LinkedIn’s University Pages have been live since summer 2013, and University Affairs has reported on some reactions from Canadian universities. The University of British Columbia, which was invited to participate in the product’s test phase, has “actively embraced” its page. “For us, it’s a fundamental piece of our social media strategy, because people expect brands to be on LinkedIn,” says UBC Director of Interactive Marketing Juliana Fridman. However, Concordia University was not involved in the test phase, which meant it was notified after the pages’ launch that an empty page in its name was available. “It took us 2 to 3 weeks to populate our page. For anyone who saw it when it was empty, the implication was that we couldn’t get our act together,” says Concordia Director of Web Communications Lucy Niro. Niro adds that she doesn’t think Concordia’s page will attract many teenaged followers – and says those it does attract will be hard to identify. York University’s Mark Farmer agrees, confirming that most of the comments and likes on YorkU’s page are by alumni, not pre-university students. University Affairs

Universities are “partners and catalysts,” not ivory towers

Brock University President Jack Lightstone debunks a common stereotype that calls Canada’s universities “ivory towers,” or institutions that are “resistant to change and deaf to calls to address Canada’s important issues,” in a recent op-ed. Lightstone explains that universities are instead institutions that offer unique scholarship, research, and partnership opportunities shaped by the various locations in which they operate. He suggests that universities can focus their research efforts on both “traditional lines,” such as economics, science, humanities, etc, as well as “around themes that local communities identify as their priorities.” Lightstone proposes that if universities measured the success of their research by the impact it has on both academics and the development of their communities, the resulting partnerships with external experts and organizations would “create new knowledge, and make it matter for those outside the academy.” Globe and Mail

Ontario announces initiatives to improve K-12 math scores

The Ontario government has announced that it will be adding more math training for teachers still in PSE and enhanced courses and workshops for those already teaching, in an attempt to boost student performance.
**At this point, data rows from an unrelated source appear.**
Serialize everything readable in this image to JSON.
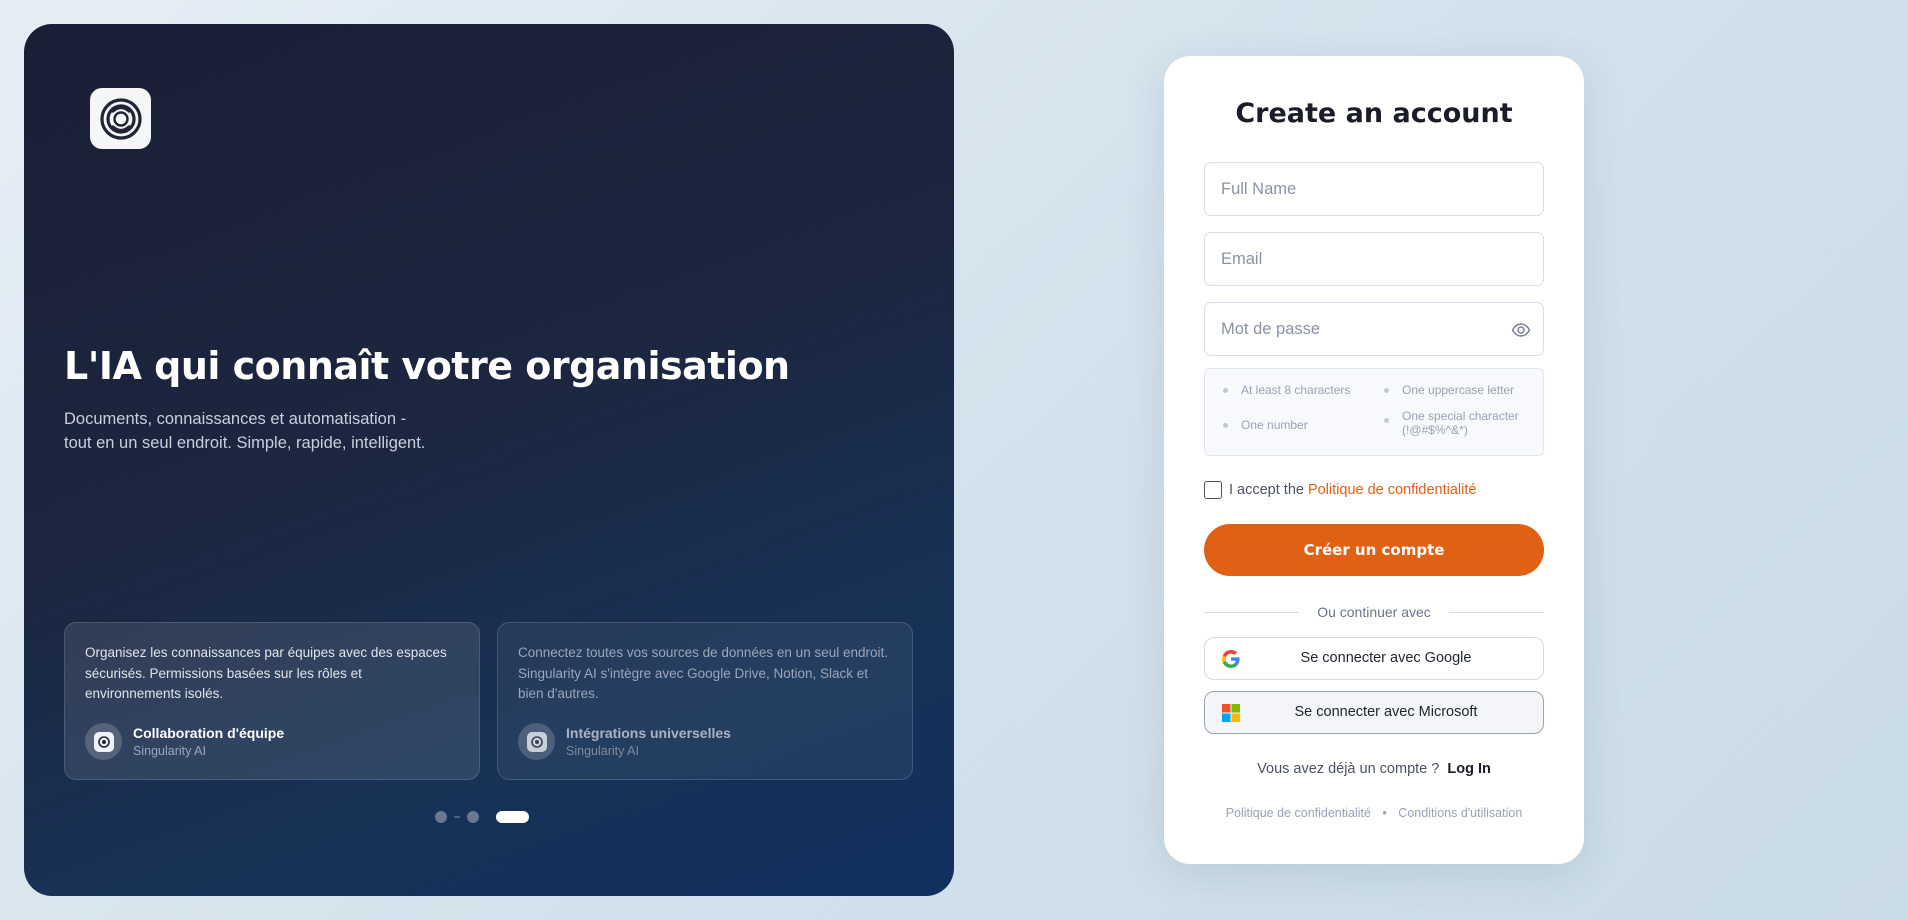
{
  "hero": {
    "title": "L'IA qui connaît votre organisation",
    "subtitle_line1": "Documents, connaissances et automatisation -",
    "subtitle_line2": "tout en un seul endroit. Simple, rapide, intelligent.",
    "logo_icon": "swirl-logo-icon",
    "cards": [
      {
        "text": "Organisez les connaissances par équipes avec des espaces sécurisés. Permissions basées sur les rôles et environnements isolés.",
        "name": "Collaboration d'équipe",
        "role": "Singularity AI"
      },
      {
        "text": "Connectez toutes vos sources de données en un seul endroit. Singularity AI s'intègre avec Google Drive, Notion, Slack et bien d'autres.",
        "name": "Intégrations universelles",
        "role": "Singularity AI"
      }
    ],
    "carousel": {
      "total": 3,
      "active_index": 2
    }
  },
  "form": {
    "title": "Create an account",
    "full_name_placeholder": "Full Name",
    "email_placeholder": "Email",
    "password_placeholder": "Mot de passe",
    "requirements": {
      "min_length": "At least 8 characters",
      "uppercase": "One uppercase letter",
      "number": "One number",
      "special_line1": "One special character",
      "special_line2": "(!@#$%^&*)"
    },
    "accept_text": "I accept the",
    "accept_link": "Politique de confidentialité",
    "submit_label": "Créer un compte",
    "divider_label": "Ou continuer avec",
    "google_label": "Se connecter avec Google",
    "microsoft_label": "Se connecter avec Microsoft",
    "have_account_text": "Vous avez déjà un compte ?",
    "login_link": "Log In",
    "privacy_link": "Politique de confidentialité",
    "terms_link": "Conditions d'utilisation"
  },
  "colors": {
    "accent": "#e06014",
    "hero_bg_start": "#1b1f35",
    "hero_bg_end": "#11305e"
  }
}
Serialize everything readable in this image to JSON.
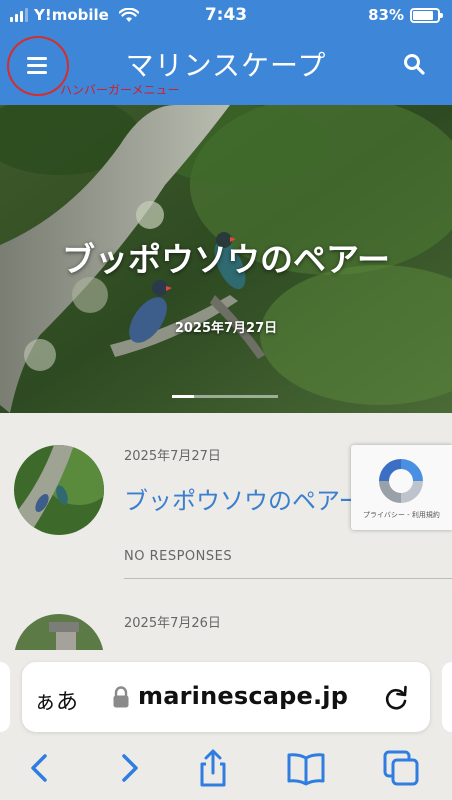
{
  "status": {
    "carrier": "Y!mobile",
    "time": "7:43",
    "battery": "83%",
    "battery_level": 0.83
  },
  "header": {
    "title": "マリンスケープ",
    "annotation": "ハンバーガーメニュー"
  },
  "hero": {
    "title": "ブッポウソウのペアー",
    "date": "2025年7月27日",
    "slide_count": 5,
    "active_slide": 1
  },
  "posts": [
    {
      "date": "2025年7月27日",
      "title": "ブッポウソウのペアー",
      "responses": "NO RESPONSES"
    },
    {
      "date": "2025年7月26日"
    }
  ],
  "recaptcha": {
    "text": "プライバシー - 利用規約"
  },
  "browser": {
    "aa": "ぁあ",
    "url": "marinescape.jp"
  },
  "colors": {
    "brand": "#3d86d8",
    "link": "#3b7fcf",
    "annotation": "#d62d2d"
  }
}
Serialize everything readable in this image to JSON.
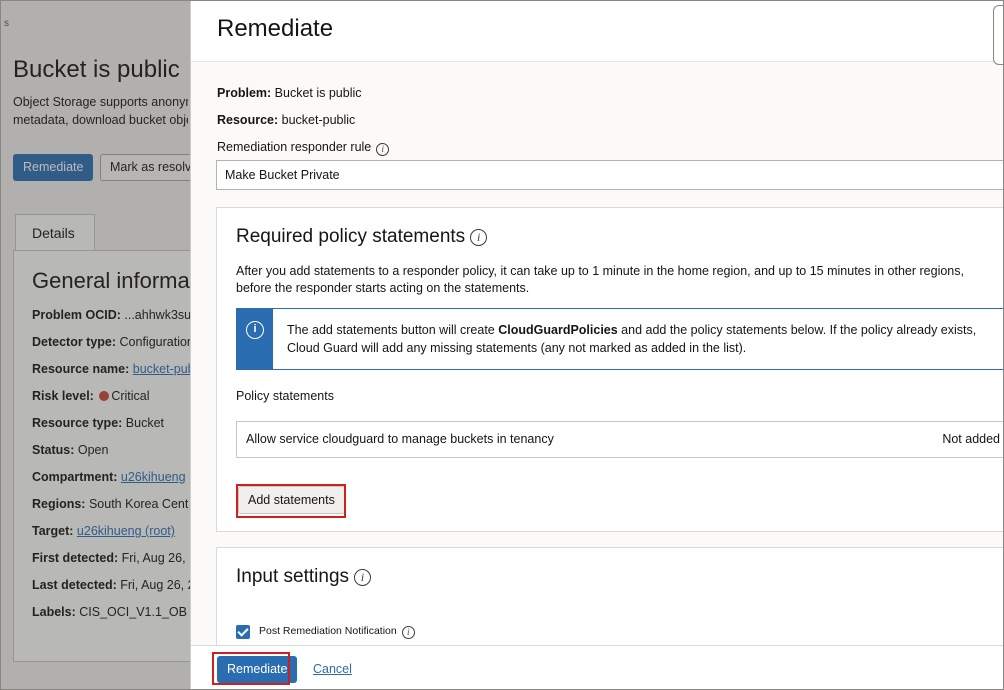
{
  "background": {
    "edge_label": "s",
    "title": "Bucket is public",
    "description_lines": [
      "Object Storage supports anonym",
      "metadata, download bucket obje"
    ],
    "remediate_button": "Remediate",
    "mark_resolved_button": "Mark as resolv",
    "tab_details": "Details",
    "panel_title": "General informat",
    "rows": [
      {
        "label": "Problem OCID:",
        "value": "...ahhwk3su"
      },
      {
        "label": "Detector type:",
        "value": "Configuration"
      },
      {
        "label": "Resource name:",
        "value": "bucket-publ"
      },
      {
        "label": "Risk level:",
        "value": "Critical"
      },
      {
        "label": "Resource type:",
        "value": "Bucket"
      },
      {
        "label": "Status:",
        "value": "Open"
      },
      {
        "label": "Compartment:",
        "value": "u26kihueng"
      },
      {
        "label": "Regions:",
        "value": "South Korea Cent"
      },
      {
        "label": "Target:",
        "value": "u26kihueng (root)"
      },
      {
        "label": "First detected:",
        "value": "Fri, Aug 26,"
      },
      {
        "label": "Last detected:",
        "value": "Fri, Aug 26, 2"
      },
      {
        "label": "Labels:",
        "value": "CIS_OCI_V1.1_OB"
      }
    ]
  },
  "panel": {
    "title": "Remediate",
    "problem_label": "Problem:",
    "problem_value": "Bucket is public",
    "resource_label": "Resource:",
    "resource_value": "bucket-public",
    "rule_label": "Remediation responder rule",
    "rule_value": "Make Bucket Private",
    "policy_card": {
      "title": "Required policy statements",
      "description": "After you add statements to a responder policy, it can take up to 1 minute in the home region, and up to 15 minutes in other regions, before the responder starts acting on the statements.",
      "notice_before": "The add statements button will create ",
      "notice_bold": "CloudGuardPolicies",
      "notice_after": " and add the policy statements below. If the policy already exists, Cloud Guard will add any missing statements (any not marked as added in the list).",
      "statements_label": "Policy statements",
      "statements": [
        {
          "text": "Allow service cloudguard to manage buckets in tenancy",
          "status": "Not added"
        }
      ],
      "add_button": "Add statements"
    },
    "input_card": {
      "title": "Input settings",
      "checkbox_label": "Post Remediation Notification",
      "checkbox_checked": true
    },
    "footer": {
      "primary": "Remediate",
      "cancel": "Cancel"
    }
  },
  "colors": {
    "accent": "#2b6db1",
    "highlight": "#d0201e",
    "critical": "#c74634"
  },
  "icons": {
    "info": "info-icon",
    "checkbox": "checkbox-checked-icon"
  }
}
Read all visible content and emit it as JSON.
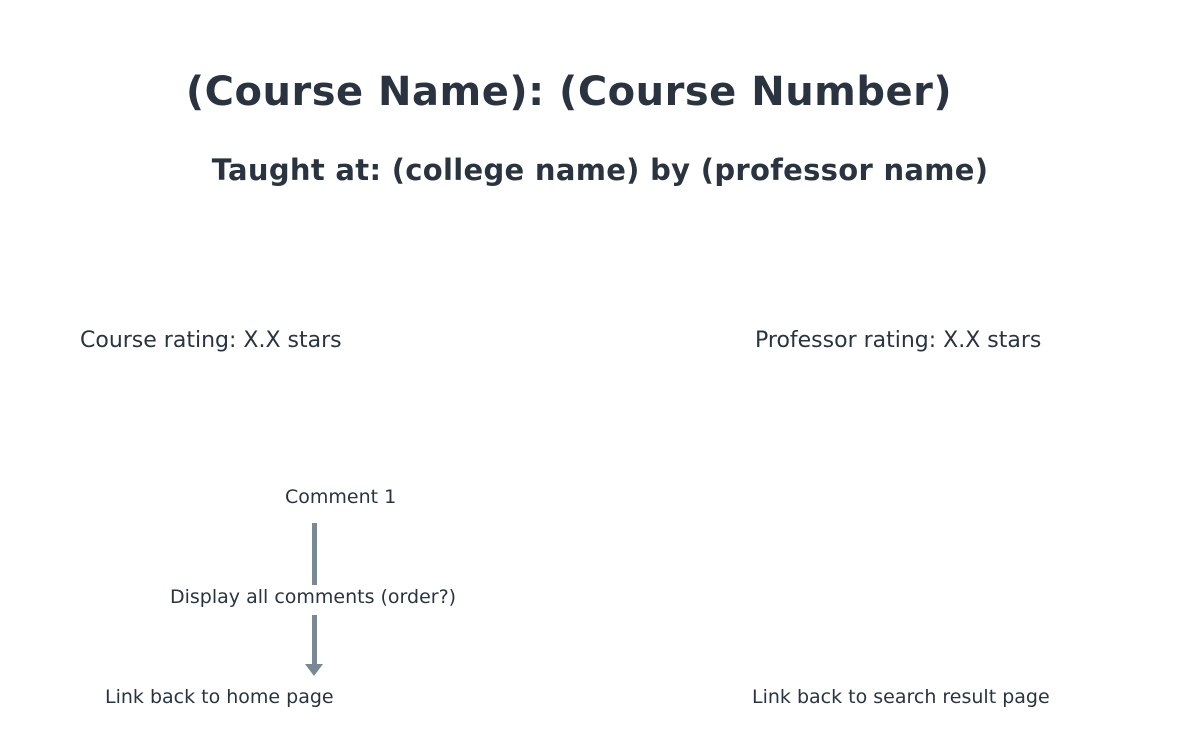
{
  "header": {
    "title": "(Course Name): (Course Number)",
    "subtitle": "Taught at: (college name) by (professor name)"
  },
  "ratings": {
    "course": "Course rating: X.X stars",
    "professor": "Professor rating: X.X stars"
  },
  "comments": {
    "first": "Comment 1",
    "display_all": "Display all comments (order?)"
  },
  "links": {
    "home": "Link back to home page",
    "search": "Link back to search result page"
  },
  "colors": {
    "text": "#2a3441",
    "connector": "#7a8795"
  }
}
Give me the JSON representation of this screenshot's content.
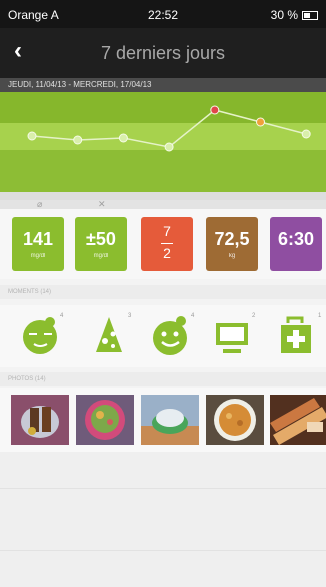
{
  "status": {
    "carrier": "Orange A",
    "time": "22:52",
    "battery": "30 %"
  },
  "nav": {
    "back": "‹",
    "title": "7 derniers jours"
  },
  "daterange": "JEUDI, 11/04/13 - MERCREDI, 17/04/13",
  "chart_data": {
    "type": "line",
    "points": [
      {
        "y": 0.44,
        "status": "normal"
      },
      {
        "y": 0.48,
        "status": "normal"
      },
      {
        "y": 0.46,
        "status": "normal"
      },
      {
        "y": 0.55,
        "status": "normal"
      },
      {
        "y": 0.18,
        "status": "high"
      },
      {
        "y": 0.3,
        "status": "warning"
      },
      {
        "y": 0.42,
        "status": "normal"
      }
    ],
    "colors": {
      "normal": "#d9efab",
      "high": "#e0474a",
      "warning": "#f0a03a"
    }
  },
  "metrics": [
    {
      "value": "141",
      "unit": "mg/dl",
      "color": "#8bbd2e"
    },
    {
      "value": "±50",
      "unit": "mg/dl",
      "color": "#8bbd2e"
    },
    {
      "numerator": "7",
      "denominator": "2",
      "color": "#e55b3a"
    },
    {
      "value": "72,5",
      "unit": "kg",
      "color": "#9e6b34"
    },
    {
      "value": "6:30",
      "unit": "",
      "color": "#8f4ea1"
    }
  ],
  "sections": {
    "moments": "MOMENTS (14)",
    "photos": "PHOTOS (14)"
  },
  "moments": [
    {
      "icon": "sleep-face-icon",
      "count": "4"
    },
    {
      "icon": "food-icon",
      "count": "3"
    },
    {
      "icon": "happy-face-icon",
      "count": "4"
    },
    {
      "icon": "computer-icon",
      "count": "2"
    },
    {
      "icon": "medical-kit-icon",
      "count": "1"
    }
  ],
  "photos": [
    "photo-skewers",
    "photo-salad",
    "photo-dessert",
    "photo-soup",
    "photo-bread"
  ]
}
Following declining math scores among Canadian students in a recent OECD study, Ontario’s Minister of Education Liz Sandals said more should be done to improve student achievement in math. The plans announced today also include exploring how technology can be used to improve teaching and learning in math, and helping parents find resources that can support their children’s learning. The province will invest $4 million for the new initiatives. Ontario News Release | Toronto Star

Florida university joins small crowd using iTunes U for course management

Florida’s Lynn University has joined the few PSE institutions using Apple’s iTunes U for course management. Lynn will use the tablet-focused software for all of its daytime undergraduate courses, abandoning the popular Blackboard Learn. iTunes U allows faculty to build courses through its Course Manager, which can import custom-made textbooks from Apple’s iBooks app. However, Inside Higher Ed points out that iTunes U lacks some of the key features that Blackboard offers, such as analytics, attendance tracking and gradebooks. Lynn says it will likely develop its own systems to track what iTunes U doesn’t, leaving the Apple software as a bare-bones platform that hosts content and assignments, “but not much else.” The university has hosted several training sessions for faculty members who aren’t yet comfortable with Apple products and software. Inside Higher Ed